→ **What is expected**:
Pick every line from the data below that contains the string "jpeg" and copy it.

Element data from apps and pages
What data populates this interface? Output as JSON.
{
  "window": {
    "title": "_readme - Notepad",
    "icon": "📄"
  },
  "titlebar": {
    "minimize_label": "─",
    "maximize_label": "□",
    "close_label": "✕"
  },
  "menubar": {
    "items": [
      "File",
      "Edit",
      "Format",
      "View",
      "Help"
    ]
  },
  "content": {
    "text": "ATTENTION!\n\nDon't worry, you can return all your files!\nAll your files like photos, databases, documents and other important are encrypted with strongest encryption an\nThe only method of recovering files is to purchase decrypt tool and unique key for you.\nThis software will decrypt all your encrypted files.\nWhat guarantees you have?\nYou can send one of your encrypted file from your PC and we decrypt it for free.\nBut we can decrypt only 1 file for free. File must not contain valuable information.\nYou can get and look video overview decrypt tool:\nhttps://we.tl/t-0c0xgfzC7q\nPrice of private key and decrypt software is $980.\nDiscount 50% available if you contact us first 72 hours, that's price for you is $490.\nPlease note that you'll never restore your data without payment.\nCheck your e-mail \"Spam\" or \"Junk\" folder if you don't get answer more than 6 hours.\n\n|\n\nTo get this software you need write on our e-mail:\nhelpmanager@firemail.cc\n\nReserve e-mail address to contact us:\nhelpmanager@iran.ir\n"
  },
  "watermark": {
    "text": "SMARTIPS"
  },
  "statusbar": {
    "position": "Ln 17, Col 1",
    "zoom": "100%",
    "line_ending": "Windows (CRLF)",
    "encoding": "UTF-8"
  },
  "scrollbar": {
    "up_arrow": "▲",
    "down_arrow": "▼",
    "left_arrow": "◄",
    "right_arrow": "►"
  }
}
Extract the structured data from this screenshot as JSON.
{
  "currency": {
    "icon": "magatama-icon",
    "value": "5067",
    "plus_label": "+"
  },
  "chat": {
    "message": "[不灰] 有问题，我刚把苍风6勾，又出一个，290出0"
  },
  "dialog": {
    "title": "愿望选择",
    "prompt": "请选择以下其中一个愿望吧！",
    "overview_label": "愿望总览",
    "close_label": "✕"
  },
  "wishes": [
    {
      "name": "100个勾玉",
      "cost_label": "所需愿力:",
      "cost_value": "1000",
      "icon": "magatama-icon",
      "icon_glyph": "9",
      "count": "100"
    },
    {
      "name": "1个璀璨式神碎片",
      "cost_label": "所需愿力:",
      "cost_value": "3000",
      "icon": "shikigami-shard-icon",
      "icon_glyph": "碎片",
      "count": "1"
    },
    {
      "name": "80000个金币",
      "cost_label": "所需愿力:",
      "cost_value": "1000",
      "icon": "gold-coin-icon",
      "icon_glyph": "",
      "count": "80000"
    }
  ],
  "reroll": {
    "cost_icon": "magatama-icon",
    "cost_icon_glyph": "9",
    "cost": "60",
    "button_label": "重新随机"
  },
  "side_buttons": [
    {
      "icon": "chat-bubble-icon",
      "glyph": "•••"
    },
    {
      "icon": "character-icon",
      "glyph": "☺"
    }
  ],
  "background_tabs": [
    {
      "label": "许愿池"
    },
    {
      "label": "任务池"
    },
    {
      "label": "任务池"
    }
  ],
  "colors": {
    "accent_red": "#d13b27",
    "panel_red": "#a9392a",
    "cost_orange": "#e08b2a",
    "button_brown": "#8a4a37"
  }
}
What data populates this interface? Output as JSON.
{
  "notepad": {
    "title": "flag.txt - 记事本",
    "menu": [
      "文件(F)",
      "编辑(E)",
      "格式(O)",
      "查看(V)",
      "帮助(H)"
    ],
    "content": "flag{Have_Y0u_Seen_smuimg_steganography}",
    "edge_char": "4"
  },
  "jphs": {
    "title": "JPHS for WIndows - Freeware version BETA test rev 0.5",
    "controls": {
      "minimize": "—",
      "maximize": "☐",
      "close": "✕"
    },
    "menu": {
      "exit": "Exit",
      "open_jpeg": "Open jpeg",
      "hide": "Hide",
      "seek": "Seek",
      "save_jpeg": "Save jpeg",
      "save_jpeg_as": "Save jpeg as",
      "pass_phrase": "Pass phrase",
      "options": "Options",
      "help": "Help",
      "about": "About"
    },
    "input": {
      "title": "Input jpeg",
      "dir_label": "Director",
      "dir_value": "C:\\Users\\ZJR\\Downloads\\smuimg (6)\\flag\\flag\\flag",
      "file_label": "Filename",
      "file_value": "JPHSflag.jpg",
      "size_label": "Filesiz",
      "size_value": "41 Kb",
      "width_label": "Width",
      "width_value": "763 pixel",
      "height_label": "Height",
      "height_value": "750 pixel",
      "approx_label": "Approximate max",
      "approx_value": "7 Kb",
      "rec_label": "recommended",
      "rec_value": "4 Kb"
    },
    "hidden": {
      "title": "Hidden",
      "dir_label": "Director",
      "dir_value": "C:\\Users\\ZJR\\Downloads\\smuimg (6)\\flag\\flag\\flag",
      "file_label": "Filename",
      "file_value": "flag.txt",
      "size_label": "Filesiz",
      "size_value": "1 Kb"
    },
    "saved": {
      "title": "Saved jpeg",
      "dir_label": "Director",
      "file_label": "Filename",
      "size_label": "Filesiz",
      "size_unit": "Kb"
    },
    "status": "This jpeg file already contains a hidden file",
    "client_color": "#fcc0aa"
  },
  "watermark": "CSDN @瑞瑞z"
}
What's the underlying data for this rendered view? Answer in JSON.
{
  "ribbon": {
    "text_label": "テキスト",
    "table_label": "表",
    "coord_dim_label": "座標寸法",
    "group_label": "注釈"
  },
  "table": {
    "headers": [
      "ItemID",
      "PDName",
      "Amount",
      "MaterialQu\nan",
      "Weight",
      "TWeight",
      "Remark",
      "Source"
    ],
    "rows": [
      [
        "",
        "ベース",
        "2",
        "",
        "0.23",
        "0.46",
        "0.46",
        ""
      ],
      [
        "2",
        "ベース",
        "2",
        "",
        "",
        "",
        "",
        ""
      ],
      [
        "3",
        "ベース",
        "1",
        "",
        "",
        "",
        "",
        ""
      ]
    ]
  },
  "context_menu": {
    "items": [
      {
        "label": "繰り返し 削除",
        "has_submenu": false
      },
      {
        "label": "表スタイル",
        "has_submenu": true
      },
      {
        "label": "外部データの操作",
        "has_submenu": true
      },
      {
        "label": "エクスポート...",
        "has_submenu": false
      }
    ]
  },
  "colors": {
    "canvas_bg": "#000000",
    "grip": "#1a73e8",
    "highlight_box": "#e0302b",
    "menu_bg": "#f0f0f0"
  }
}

→ **Output for this exercise**:
      "open_jpeg": "Open jpeg",
      "save_jpeg": "Save jpeg",
      "save_jpeg_as": "Save jpeg as",
      "title": "Input jpeg",
      "title": "Saved jpeg",
    "status": "This jpeg file already contains a hidden file",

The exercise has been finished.